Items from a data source
##############################
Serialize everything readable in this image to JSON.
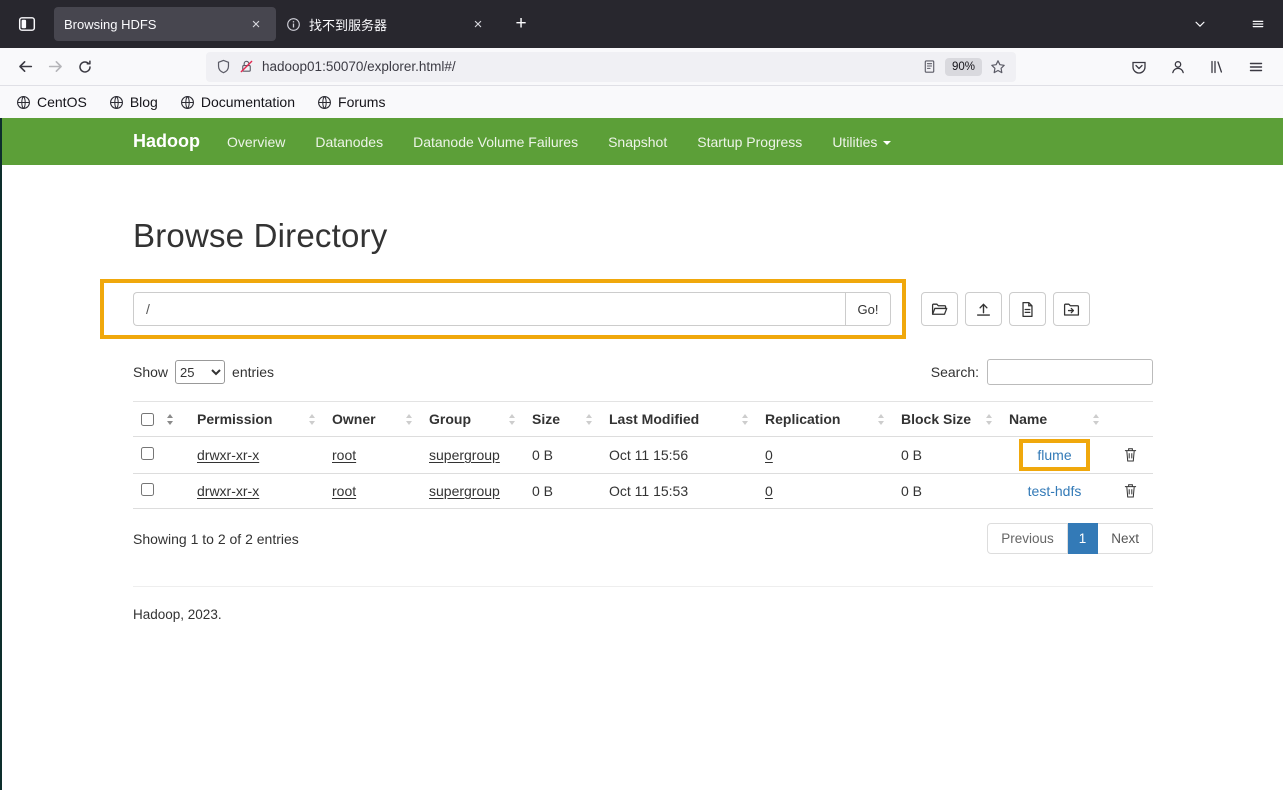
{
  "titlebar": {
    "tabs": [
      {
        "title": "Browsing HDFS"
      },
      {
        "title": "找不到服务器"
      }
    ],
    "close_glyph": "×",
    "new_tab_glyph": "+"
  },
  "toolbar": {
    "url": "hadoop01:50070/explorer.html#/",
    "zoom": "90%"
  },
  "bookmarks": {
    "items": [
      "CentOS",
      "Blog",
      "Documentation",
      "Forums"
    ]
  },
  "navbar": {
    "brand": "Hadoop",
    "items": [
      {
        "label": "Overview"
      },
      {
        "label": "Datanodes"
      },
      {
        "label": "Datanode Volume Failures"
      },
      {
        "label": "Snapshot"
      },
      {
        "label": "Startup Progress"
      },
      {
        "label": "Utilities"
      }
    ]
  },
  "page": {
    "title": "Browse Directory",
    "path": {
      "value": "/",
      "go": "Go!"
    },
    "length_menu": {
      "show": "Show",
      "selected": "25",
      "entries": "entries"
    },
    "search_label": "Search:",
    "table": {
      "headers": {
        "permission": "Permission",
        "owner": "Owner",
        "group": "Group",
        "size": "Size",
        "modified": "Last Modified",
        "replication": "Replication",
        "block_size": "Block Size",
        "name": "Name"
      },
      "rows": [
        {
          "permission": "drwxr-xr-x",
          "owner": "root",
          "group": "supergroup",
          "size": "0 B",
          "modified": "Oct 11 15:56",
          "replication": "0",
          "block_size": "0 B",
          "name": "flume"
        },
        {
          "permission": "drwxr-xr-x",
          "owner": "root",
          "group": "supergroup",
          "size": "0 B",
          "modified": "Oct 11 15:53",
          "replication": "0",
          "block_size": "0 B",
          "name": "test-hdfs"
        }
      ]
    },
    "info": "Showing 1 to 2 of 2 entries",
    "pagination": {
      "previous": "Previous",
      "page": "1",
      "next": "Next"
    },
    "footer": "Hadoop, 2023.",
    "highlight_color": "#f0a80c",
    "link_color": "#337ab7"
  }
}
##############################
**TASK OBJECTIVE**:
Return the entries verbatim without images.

**WRITTEN SOLUTION**:
Serialize everything readable in this image to JSON.
{
  "titlebar": {
    "tabs": [
      {
        "title": "Browsing HDFS"
      },
      {
        "title": "找不到服务器"
      }
    ],
    "close_glyph": "×",
    "new_tab_glyph": "+"
  },
  "toolbar": {
    "url": "hadoop01:50070/explorer.html#/",
    "zoom": "90%"
  },
  "bookmarks": {
    "items": [
      "CentOS",
      "Blog",
      "Documentation",
      "Forums"
    ]
  },
  "navbar": {
    "brand": "Hadoop",
    "items": [
      {
        "label": "Overview"
      },
      {
        "label": "Datanodes"
      },
      {
        "label": "Datanode Volume Failures"
      },
      {
        "label": "Snapshot"
      },
      {
        "label": "Startup Progress"
      },
      {
        "label": "Utilities"
      }
    ]
  },
  "page": {
    "title": "Browse Directory",
    "path": {
      "value": "/",
      "go": "Go!"
    },
    "length_menu": {
      "show": "Show",
      "selected": "25",
      "entries": "entries"
    },
    "search_label": "Search:",
    "table": {
      "headers": {
        "permission": "Permission",
        "owner": "Owner",
        "group": "Group",
        "size": "Size",
        "modified": "Last Modified",
        "replication": "Replication",
        "block_size": "Block Size",
        "name": "Name"
      },
      "rows": [
        {
          "permission": "drwxr-xr-x",
          "owner": "root",
          "group": "supergroup",
          "size": "0 B",
          "modified": "Oct 11 15:56",
          "replication": "0",
          "block_size": "0 B",
          "name": "flume"
        },
        {
          "permission": "drwxr-xr-x",
          "owner": "root",
          "group": "supergroup",
          "size": "0 B",
          "modified": "Oct 11 15:53",
          "replication": "0",
          "block_size": "0 B",
          "name": "test-hdfs"
        }
      ]
    },
    "info": "Showing 1 to 2 of 2 entries",
    "pagination": {
      "previous": "Previous",
      "page": "1",
      "next": "Next"
    },
    "footer": "Hadoop, 2023.",
    "highlight_color": "#f0a80c",
    "link_color": "#337ab7"
  }
}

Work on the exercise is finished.